Youth Diversion Program (YDP)
What happens if a child is accused of committing a delinquent act? A delinquent act is a violation of the law that would constitute a felony or misdemeanor if the same act was committed by an adult. Instead of going to adult court to face the criminal charge, a juvenile might be sent to juvenile court.
If the child has no prior record, the arresting officer might decide to refer the case to the Youth Diversion Program (YDP) of the Pasco County Sheriff’s Office. The officer then released the child to the parents with a written notice that the child has been referred for a suspected law violation to the Youth Diversion Program (YDP) of the Pasco County Sheriff’s Office.
The parents are then instructed to contact the YDP within seven (7) days for further instruction. An individual determination will be made as to whether the child is eligible to participate in the program. Criminal charges may or may not be filed against the child, depending on whether the child is eligible for diversion.
If the child is not eligible, then a few weeks later the Youth Services Supervisor at the Pasco County Sheriff’s Office might send a letter that although the YDP provided the referral, the child does not meet the qualification for diversion.
Several reasons exist for the case not qualifying for the PCSO’s Youth Diversion Program. The most common reason is because of the nature of the charges. For example, first and second-degree felony cases are not eligible. Any objection by the alleged victim might also mean that the case doesn’t qualify.
Cases that don’t qualify for diversion are referred to the State Attorney’s Office to determine if a petition will be filed in juvenile court. If the petition is filed in juvenile court, then the parents will be sent a copy of the petition and a notice to appear for arraignment at the courthouse in New Port Richey or Dade City.
Attorney for Youth Diversion Program (YDP) in Pasco County, FL
If you received a notice that the case is not eligible for PCSO’s Youth Diversion Program, then contact an experienced juvenile defense attorney at Sammis Law Firm.
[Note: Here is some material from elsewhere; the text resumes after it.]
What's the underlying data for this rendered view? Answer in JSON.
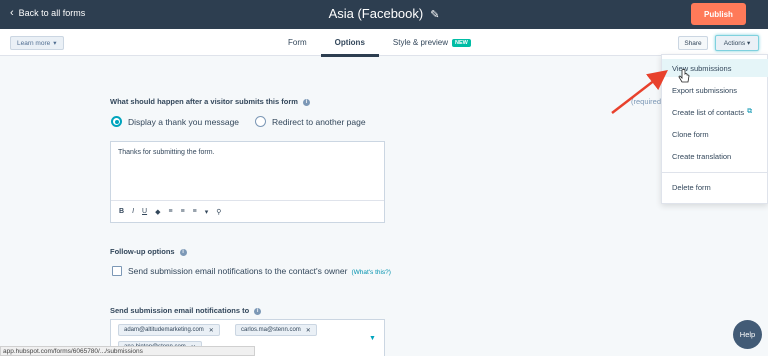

Our attorneys can contact the State Attorney’s Office to explain problems the prosecutor might have prosecuting the case or other reasons not to file a petition.
Reasons not to file a petition include a showing that:
- the child is actually innocent of the crime;
- insufficient evidence exists to show that the crime occurred;
- the child was misidentified or has an alibi; or
- the case does not merit prosecution.
If a police officer or deputy with the Pasco Sheriff’s Office referred your child’s case to the Youth Diversion Program (YDP), but the case is not eligible, then contact us. We can contact the State Attorney’s Office on your child’s behalf.
If a petition is filed, then it triggers a judge being assigned to the case and several court appearances until the case is resolved. The judge assigned to juvenile delinquency cases in East Pasco at the courthouse in Dade City, FL, is the Honorable Linda H. Babb. In West Pasco at the courthouse in New Port Richey, FL, the Honorable Philippe Matthey presides over all juvenile delinquency cases.
Even if the case doesn’t qualify for the youth diversion program, the case might apply for other types of post-petition diversion programs. In other cases, the prosecutor might be willing to dismiss the case if the child completes certain sanctions on a voluntary basis.
An experienced juvenile defense attorney can help you decide the best course of action. Call 813-250-0500.
This article was last updated on Friday, July 24, 2020.